__WHAT IS NEEDED__:
Which lines of the data below hold "this"? Copy each of them.

__RECORDS SHOWN__:
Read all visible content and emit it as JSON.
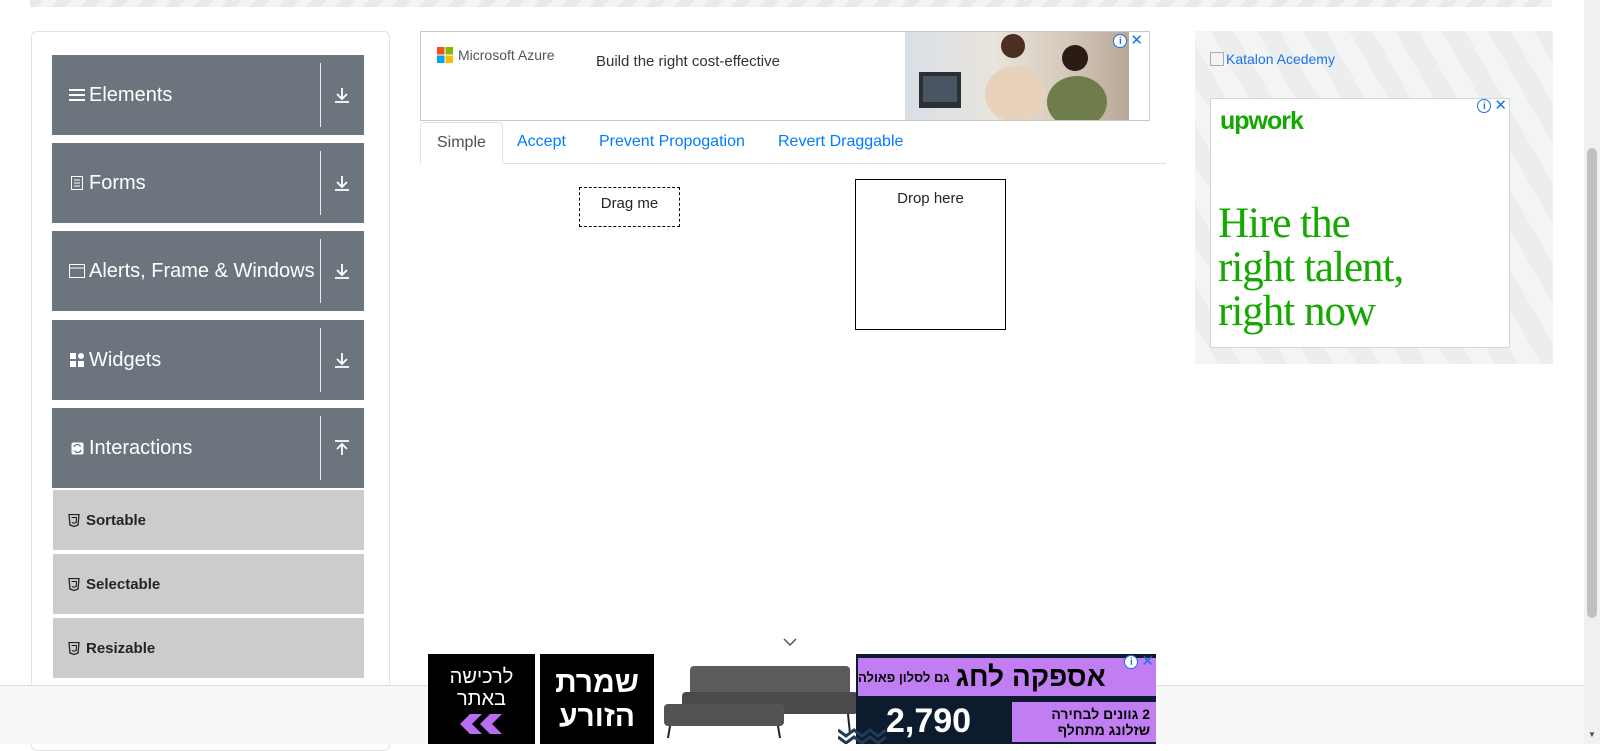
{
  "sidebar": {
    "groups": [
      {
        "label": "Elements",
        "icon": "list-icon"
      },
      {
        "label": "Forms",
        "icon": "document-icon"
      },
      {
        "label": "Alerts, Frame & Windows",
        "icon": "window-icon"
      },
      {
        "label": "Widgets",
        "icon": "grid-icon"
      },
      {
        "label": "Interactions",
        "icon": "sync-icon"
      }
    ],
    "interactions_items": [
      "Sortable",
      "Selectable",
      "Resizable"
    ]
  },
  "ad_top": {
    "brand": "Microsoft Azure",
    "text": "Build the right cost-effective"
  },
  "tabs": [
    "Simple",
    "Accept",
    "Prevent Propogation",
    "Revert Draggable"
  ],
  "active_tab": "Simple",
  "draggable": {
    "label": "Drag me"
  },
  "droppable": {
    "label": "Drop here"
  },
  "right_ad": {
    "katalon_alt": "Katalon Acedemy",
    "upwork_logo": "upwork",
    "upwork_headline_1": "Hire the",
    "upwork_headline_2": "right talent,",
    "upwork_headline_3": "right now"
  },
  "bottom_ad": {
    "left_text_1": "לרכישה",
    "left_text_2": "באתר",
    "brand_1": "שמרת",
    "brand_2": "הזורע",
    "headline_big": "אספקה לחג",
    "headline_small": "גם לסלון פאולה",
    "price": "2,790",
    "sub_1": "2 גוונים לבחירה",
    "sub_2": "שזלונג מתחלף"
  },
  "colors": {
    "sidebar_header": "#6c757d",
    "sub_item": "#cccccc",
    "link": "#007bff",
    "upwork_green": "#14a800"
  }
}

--

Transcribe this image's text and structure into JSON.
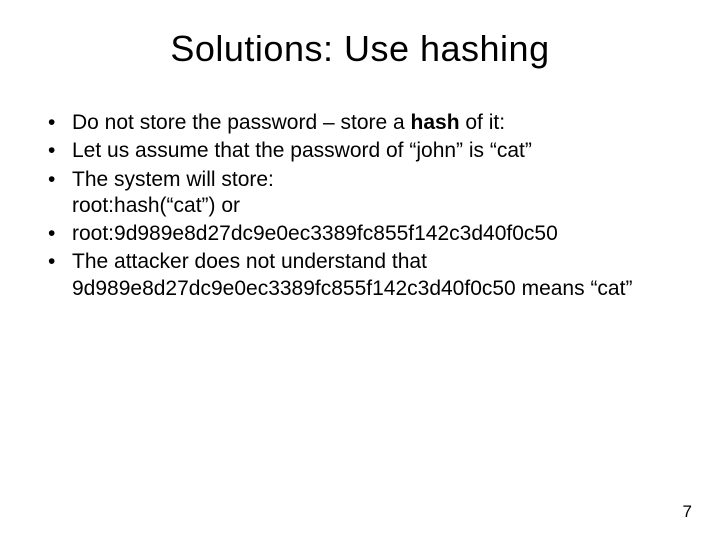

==

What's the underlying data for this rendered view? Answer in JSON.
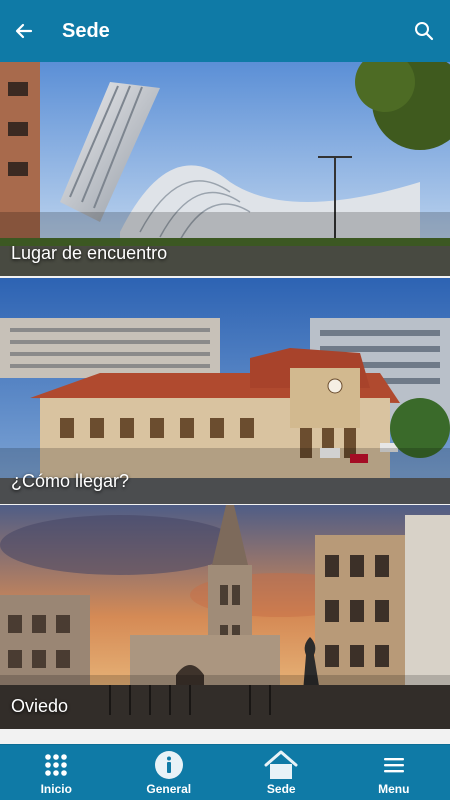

__SOLVED EXERCISE__:
Transcribe this image's text and structure into JSON.
What's the underlying data for this rendered view? Answer in JSON.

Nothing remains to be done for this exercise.